Please return all lines in the listing holding the word "login".

Records to use:
········
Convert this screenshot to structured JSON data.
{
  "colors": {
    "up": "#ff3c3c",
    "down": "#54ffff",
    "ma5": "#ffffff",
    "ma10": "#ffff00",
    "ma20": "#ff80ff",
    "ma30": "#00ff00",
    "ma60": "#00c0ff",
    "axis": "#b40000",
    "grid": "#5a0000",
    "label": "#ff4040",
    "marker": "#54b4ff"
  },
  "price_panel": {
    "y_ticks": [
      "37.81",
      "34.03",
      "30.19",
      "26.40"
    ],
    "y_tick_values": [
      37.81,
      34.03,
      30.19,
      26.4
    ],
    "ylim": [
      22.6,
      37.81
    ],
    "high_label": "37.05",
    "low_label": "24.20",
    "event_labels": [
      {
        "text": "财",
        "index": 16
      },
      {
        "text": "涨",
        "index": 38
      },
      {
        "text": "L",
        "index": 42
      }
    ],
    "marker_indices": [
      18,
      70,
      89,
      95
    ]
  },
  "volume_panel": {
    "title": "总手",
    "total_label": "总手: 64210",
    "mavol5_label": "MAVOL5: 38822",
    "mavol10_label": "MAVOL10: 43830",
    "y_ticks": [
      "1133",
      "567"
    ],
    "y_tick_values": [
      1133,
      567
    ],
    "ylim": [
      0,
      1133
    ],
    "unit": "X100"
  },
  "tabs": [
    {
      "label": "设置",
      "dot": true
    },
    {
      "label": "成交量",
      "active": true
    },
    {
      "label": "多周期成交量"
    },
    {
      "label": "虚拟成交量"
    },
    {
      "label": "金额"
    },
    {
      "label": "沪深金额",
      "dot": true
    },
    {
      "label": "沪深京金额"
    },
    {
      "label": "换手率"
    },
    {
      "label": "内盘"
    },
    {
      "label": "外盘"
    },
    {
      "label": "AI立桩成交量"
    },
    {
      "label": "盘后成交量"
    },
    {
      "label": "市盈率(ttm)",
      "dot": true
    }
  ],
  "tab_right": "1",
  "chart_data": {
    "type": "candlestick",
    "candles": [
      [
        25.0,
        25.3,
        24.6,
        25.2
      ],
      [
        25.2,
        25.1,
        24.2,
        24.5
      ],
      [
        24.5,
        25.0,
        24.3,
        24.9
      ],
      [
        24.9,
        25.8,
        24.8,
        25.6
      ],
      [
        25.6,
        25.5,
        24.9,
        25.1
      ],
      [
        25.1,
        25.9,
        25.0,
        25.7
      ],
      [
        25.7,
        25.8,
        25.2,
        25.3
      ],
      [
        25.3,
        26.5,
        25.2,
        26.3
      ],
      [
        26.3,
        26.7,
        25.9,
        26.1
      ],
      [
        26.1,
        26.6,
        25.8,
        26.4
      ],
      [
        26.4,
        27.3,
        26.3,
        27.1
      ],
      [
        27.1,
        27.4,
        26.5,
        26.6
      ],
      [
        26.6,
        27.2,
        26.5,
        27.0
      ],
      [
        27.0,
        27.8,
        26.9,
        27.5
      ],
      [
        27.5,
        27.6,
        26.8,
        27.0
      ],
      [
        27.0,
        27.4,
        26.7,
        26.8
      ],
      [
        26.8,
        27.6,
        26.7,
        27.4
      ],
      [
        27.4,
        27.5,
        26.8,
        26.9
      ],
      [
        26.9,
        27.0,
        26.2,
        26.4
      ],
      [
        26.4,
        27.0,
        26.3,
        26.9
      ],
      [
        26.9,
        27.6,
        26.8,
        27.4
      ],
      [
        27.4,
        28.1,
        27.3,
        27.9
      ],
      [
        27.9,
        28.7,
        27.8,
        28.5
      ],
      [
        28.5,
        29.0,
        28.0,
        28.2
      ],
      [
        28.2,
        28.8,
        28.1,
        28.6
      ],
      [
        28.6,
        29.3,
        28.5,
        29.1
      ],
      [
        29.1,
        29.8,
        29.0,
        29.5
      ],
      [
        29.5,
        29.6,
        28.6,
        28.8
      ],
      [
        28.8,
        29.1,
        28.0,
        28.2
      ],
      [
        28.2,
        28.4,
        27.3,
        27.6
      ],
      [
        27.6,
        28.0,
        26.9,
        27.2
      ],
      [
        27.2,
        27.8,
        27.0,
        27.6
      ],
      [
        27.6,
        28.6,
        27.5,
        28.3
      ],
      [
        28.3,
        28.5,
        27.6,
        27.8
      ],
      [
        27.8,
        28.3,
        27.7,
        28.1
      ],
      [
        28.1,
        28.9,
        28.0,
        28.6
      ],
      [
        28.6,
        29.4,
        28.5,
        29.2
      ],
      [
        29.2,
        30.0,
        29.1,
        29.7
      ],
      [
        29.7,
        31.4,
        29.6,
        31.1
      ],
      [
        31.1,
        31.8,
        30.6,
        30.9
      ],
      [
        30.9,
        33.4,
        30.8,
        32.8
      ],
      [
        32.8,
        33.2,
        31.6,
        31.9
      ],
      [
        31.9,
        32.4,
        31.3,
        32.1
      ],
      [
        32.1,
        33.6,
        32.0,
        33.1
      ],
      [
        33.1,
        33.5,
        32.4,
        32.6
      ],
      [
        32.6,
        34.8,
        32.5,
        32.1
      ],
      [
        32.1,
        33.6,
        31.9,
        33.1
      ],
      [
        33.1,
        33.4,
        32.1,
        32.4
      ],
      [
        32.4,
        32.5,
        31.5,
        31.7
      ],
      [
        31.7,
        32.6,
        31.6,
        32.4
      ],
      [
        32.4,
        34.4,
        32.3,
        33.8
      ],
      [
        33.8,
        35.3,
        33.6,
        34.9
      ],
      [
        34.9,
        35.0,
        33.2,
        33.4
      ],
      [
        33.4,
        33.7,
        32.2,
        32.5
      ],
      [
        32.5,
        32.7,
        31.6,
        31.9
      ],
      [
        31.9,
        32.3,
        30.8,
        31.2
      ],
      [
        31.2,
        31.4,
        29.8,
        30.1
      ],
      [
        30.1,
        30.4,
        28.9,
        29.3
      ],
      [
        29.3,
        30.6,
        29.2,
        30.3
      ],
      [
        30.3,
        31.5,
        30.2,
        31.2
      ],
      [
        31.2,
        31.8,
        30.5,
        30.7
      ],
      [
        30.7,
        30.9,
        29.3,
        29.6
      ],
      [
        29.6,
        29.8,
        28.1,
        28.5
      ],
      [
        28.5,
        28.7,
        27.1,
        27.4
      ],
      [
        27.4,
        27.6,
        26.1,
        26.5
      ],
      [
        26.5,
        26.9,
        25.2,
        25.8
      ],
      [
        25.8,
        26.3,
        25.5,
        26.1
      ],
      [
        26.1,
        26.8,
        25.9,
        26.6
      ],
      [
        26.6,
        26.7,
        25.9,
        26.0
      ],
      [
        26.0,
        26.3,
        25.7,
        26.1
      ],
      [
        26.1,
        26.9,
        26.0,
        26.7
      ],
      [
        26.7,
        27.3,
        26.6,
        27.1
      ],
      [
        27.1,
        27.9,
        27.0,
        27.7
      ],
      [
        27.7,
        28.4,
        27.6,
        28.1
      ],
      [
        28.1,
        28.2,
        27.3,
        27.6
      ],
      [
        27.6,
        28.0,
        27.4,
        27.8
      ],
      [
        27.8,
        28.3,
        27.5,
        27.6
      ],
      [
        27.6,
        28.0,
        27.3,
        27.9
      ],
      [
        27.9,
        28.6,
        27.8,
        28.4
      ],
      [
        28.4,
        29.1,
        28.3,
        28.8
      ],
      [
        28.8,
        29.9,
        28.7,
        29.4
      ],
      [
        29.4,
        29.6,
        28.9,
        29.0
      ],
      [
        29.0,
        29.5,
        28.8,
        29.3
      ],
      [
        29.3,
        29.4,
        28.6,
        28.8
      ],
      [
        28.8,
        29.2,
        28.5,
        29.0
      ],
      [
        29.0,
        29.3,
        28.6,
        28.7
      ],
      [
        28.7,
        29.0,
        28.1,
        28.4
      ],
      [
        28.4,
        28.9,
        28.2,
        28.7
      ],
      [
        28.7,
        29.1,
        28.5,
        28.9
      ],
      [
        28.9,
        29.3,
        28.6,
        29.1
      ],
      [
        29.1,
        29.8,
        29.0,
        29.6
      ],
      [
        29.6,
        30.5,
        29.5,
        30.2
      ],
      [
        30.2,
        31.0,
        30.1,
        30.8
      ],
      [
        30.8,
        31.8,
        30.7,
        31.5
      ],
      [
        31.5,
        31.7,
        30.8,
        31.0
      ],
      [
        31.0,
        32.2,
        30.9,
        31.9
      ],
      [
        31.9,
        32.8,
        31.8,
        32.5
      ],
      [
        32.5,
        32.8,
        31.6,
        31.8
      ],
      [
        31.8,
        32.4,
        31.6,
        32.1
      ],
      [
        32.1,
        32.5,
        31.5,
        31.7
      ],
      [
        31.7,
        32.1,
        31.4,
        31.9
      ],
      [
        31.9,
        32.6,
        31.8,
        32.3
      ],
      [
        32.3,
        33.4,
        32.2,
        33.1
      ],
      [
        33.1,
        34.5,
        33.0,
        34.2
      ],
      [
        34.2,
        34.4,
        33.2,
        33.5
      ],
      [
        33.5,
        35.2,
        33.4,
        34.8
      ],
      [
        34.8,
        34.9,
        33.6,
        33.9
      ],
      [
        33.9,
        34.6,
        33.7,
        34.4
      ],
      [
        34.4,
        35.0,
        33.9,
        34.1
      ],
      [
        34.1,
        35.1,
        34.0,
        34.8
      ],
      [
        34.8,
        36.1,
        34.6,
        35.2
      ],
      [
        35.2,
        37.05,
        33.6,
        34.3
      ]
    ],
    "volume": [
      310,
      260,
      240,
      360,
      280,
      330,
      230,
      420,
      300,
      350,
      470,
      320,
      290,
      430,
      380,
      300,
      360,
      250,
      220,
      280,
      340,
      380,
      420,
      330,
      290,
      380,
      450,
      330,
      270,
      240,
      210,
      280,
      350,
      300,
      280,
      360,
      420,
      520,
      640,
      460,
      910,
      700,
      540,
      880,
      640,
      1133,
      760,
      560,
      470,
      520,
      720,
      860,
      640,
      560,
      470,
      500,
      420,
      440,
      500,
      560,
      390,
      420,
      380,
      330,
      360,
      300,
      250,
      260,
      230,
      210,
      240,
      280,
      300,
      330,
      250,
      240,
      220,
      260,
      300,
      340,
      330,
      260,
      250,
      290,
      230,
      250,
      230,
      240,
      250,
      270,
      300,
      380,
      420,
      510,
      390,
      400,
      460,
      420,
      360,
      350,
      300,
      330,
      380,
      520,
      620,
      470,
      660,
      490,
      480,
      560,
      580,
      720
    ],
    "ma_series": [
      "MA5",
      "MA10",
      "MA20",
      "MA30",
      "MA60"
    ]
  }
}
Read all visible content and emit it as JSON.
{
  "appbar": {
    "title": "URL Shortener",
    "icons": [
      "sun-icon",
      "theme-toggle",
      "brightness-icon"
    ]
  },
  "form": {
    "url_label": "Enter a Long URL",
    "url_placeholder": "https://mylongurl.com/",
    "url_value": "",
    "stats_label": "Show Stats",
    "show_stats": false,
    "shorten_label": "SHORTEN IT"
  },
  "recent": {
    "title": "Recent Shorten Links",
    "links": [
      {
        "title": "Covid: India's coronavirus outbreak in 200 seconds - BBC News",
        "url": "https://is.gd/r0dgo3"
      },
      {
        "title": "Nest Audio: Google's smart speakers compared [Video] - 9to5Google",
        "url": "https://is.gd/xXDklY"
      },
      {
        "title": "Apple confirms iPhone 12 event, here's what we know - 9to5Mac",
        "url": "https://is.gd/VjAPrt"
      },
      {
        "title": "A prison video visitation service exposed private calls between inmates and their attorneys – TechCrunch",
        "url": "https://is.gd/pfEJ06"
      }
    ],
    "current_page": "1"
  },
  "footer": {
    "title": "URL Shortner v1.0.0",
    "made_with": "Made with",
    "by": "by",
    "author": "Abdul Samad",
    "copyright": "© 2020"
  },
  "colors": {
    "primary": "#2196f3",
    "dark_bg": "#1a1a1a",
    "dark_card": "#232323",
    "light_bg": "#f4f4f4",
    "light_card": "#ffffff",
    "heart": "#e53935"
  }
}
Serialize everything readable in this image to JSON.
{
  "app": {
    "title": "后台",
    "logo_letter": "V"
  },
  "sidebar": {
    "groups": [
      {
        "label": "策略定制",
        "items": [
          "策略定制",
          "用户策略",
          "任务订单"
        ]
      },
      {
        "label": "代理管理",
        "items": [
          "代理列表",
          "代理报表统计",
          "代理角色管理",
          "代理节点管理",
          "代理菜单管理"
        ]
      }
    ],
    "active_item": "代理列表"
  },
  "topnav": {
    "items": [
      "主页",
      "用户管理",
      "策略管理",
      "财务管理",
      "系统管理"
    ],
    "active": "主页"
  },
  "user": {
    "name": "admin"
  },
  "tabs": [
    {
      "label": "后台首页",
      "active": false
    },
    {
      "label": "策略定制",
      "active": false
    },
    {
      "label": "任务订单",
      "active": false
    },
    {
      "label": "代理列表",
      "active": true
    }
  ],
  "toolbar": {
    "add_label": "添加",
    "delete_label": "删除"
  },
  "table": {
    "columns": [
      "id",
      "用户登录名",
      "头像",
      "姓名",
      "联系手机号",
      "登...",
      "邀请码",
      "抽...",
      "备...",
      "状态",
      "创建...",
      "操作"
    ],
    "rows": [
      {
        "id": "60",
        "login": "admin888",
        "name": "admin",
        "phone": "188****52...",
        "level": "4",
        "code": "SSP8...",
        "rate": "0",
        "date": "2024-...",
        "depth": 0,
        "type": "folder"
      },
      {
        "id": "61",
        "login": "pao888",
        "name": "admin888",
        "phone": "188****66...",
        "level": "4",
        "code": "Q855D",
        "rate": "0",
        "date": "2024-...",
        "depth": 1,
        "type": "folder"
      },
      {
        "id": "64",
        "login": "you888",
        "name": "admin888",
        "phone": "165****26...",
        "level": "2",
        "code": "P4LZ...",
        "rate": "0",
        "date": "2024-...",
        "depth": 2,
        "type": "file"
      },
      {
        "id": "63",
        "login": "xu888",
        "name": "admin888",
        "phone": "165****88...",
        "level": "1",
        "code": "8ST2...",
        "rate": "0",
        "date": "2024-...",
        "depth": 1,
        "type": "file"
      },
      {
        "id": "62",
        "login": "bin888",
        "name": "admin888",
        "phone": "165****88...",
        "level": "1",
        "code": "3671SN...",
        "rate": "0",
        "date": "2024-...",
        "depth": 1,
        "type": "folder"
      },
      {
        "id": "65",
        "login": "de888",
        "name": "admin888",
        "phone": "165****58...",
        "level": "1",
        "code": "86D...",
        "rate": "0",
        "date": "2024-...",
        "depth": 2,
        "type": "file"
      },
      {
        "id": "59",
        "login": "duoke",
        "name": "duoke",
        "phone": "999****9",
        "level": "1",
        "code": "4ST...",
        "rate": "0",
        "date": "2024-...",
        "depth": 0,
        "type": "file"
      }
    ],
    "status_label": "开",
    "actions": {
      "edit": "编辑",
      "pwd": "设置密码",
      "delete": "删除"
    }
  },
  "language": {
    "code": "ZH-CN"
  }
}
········
Solution to this problem:
        "login": "admin888",
        "login": "pao888",
        "login": "you888",
        "login": "xu888",
        "login": "bin888",
        "login": "de888",
        "login": "duoke",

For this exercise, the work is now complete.